5.Local Labour Party meetings are – allegedly – boring.
6.We’re at Hope, not Anger: Though we will always be angry. The numbers for the Tory Party demonstrations in Manchester were small. The numbers at The World Transformed were large. Is this a demonstration of counter-power? We’ve been rightly critical of A-B marches for some time now, no matter how many obligatory flares there are between the start and the finish. Taking the streets must always have a central role within our activities but the poignant battle is directed at the cognitive, right now, we are in the realm of ideas and building realities (see point 3) as part of a diverse, collective process NOT just led by the Labour Manifesto but shaped as history always is, by tides of thought and change by ordinary people. We have to realise our power on the streets – of course – at various points, but not occupying this space currently does not imply we’re too timid but only that we’re elsewhere.
7.Corbyn’s not the Messiah…from the naysayers on the Left to the hacks of the Right, it feels like a whole swathe of people are missing the joke. The personality cult built up around Corbyn is precisely BECAUSE he isn’t a charismatic leader. Many, many a time we’ve seen strong personalities swing people’s thoughts and actions, then the collapse of the momentum when that personality is removed/crushed/killed/ousted. Like the most British of Coups, he’s become a figurehead because he’s a little bit shit. The cult of Corbyn has come about regardless of him not because of him. The likes of ‘Council Estate Socialist’ Angela Rayner or sweary Emily Thornberry could easily slide into place as the next Leader. This man and this moment are incomparable therefore to other leaders and situations that have gone before. It’s that moment in the Life of Brian when the roaring mob are shouting “Release Roderick” and then switch to “Release Brian” merely for the lolz. We are the mob and he’s not the messiah. Corbyn’s beigeness, his notable medicority, make the rise of these movements way less predictable than if he was the compelling alpha figure he’s bewilderingly painted to be.

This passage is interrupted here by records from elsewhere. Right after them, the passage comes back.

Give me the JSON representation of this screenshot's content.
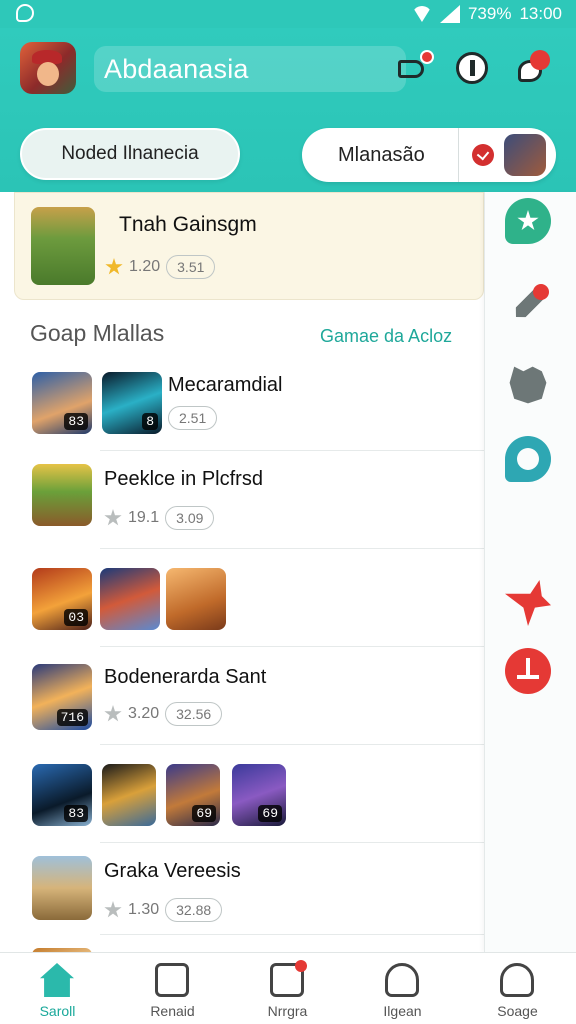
{
  "status_bar": {
    "battery": "739%",
    "time": "13:00"
  },
  "header": {
    "app_title": "Abdaanasia",
    "pill_left": "Noded Ilnanecia",
    "pill_right": "Mlanasão"
  },
  "featured": {
    "title": "Tnah Gainsgm",
    "rating": "1.20",
    "badge": "3.51"
  },
  "section": {
    "title": "Goap Mlallas",
    "link": "Gamae da Acloz"
  },
  "rows": [
    {
      "title": "Mecaramdial",
      "badge": "2.51",
      "thumb_nums": [
        "83",
        "8"
      ]
    },
    {
      "title": "Peeklce in Plcfrsd",
      "rating": "19.1",
      "badge": "3.09"
    },
    {
      "thumb_nums": [
        "03",
        "",
        ""
      ]
    },
    {
      "title": "Bodenerarda Sant",
      "rating": "3.20",
      "badge": "32.56",
      "thumb_num": "716"
    },
    {
      "thumb_nums": [
        "83",
        "",
        "69",
        "69"
      ]
    },
    {
      "title": "Graka Vereesis",
      "rating": "1.30",
      "badge": "32.88"
    }
  ],
  "bottom_nav": [
    {
      "label": "Saroll",
      "icon": "home-icon",
      "active": true
    },
    {
      "label": "Renaid",
      "icon": "frame-icon"
    },
    {
      "label": "Nrrgra",
      "icon": "edit-icon"
    },
    {
      "label": "Ilgean",
      "icon": "search-user-icon"
    },
    {
      "label": "Soage",
      "icon": "profile-icon"
    }
  ],
  "side_rail_icons": [
    "badge-icon",
    "pen-icon",
    "puzzle-icon",
    "chat-icon",
    "star-icon",
    "alert-icon"
  ],
  "colors": {
    "accent": "#2ec8b9",
    "accent_dark": "#19a89a",
    "alert": "#e53935",
    "featured_bg": "#fbf6e4"
  }
}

8.We don’t need a shotgun wedding. The fluidity of ins and outs with ideas and actions (point 2) is replicated with many people’s fluidity of ins and outs with commitment. We do not have to be completely enamoured with the Labour Party. Nor do we have to be against it. The point of time we are in is one of movement. A Labour Party win that takes them out of opposition and into power will of course again transform our relationship with the Party, though I strongly suspect won’t terminate it. Our parties, our organisations and our networks are riddled with contradictions and limitations and possibilities and potentials. To read the Labour Party of our time as a solid mass, fixed in purpose and matter, to be only acted within or acted against is to stubbornly adhere to a time that has gone before, rather than this time that is here.
9.Wish i’d gone to The World Transformed. Even my Mum was there.